If you have even more cash to splash, then you could make a high-value offer to sign your industry’s star innovation player.
To the outside observer, that’s what JAB Holdings did recently when they bought Panera Bread for $7.5 billion. It followed Panera’s successful development of customer-focused digital innovations, such as mobile ordering and rapid pick-up, which have driven their share price up consistently over the last few years.
It’s not the most innovative approach to innovation—and it could be seen as just buying your way to the top—but if you have the means to make it happen and you’re looking for a fast-track approach, then it’s a compelling option.
Which approach is right?
It really depends on how you see yourself. You need to look at what experience you have in fostering innovation—and what the innovation culture is like within your organization. Start by asking:
· Do you have “change agents” who promote new ways of working?
· Where do you place yourself on the IT investment maturity curve?
· What is your track record of investing in innovation?
· How good are you at working with partners?

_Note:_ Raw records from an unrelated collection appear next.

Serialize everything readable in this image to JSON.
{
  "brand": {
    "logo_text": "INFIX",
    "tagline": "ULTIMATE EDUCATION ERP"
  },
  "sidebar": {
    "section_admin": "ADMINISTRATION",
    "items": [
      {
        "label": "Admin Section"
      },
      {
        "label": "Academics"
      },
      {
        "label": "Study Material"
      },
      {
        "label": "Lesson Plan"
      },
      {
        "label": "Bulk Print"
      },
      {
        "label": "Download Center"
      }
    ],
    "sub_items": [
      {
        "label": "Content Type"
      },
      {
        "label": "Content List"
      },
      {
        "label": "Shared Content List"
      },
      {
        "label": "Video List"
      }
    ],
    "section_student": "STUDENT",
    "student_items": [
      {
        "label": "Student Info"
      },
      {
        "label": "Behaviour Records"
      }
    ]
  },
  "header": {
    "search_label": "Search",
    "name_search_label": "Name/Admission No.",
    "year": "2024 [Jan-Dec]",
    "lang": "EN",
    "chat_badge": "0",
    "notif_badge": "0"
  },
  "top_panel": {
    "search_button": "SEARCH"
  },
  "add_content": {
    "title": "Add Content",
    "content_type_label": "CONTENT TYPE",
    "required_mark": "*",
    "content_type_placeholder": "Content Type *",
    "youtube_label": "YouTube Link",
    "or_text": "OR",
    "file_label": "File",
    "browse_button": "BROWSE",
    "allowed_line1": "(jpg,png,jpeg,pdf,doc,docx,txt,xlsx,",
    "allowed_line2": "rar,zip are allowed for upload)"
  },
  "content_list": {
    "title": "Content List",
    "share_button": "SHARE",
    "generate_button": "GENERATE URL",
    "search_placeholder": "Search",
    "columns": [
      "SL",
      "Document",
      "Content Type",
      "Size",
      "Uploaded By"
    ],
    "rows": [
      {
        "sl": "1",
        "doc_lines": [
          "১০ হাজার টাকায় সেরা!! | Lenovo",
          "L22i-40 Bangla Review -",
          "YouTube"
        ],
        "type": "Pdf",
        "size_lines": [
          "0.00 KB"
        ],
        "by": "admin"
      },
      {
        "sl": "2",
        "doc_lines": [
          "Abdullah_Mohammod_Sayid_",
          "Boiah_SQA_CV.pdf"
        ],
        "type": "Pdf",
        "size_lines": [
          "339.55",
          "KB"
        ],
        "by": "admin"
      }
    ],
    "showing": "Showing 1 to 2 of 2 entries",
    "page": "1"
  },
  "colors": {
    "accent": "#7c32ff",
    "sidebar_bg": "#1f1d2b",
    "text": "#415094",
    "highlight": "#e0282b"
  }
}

· What are you trying to achieve with innovation? Geographic expansion? A rollout of new services? Digitizing your existing services?
· What is your current balance of Capex vs Opex? Have you made moves away from legacy infrastructure towards a service-based, platform approach?
· How long does it take you to get new products/services to market? Are you held back by organizational silos?
· Are you looking to have a sustainable repeatable approach to innovation?
Avoid failure. Pick your team carefully
Whichever route you choose, one thing’s certain: you’ll fail without the right team around you. You’ll have many challenges to overcome: design, development, testing, integration, implementation and so on. Don’t make it harder for yourself by choosing, for example, a vendor who over-promises or a project manager with no sense of compromise. Get people on board who are invested in your goal and who share your vision and style of working.
I’ll be exploring the importance of this more in my next post.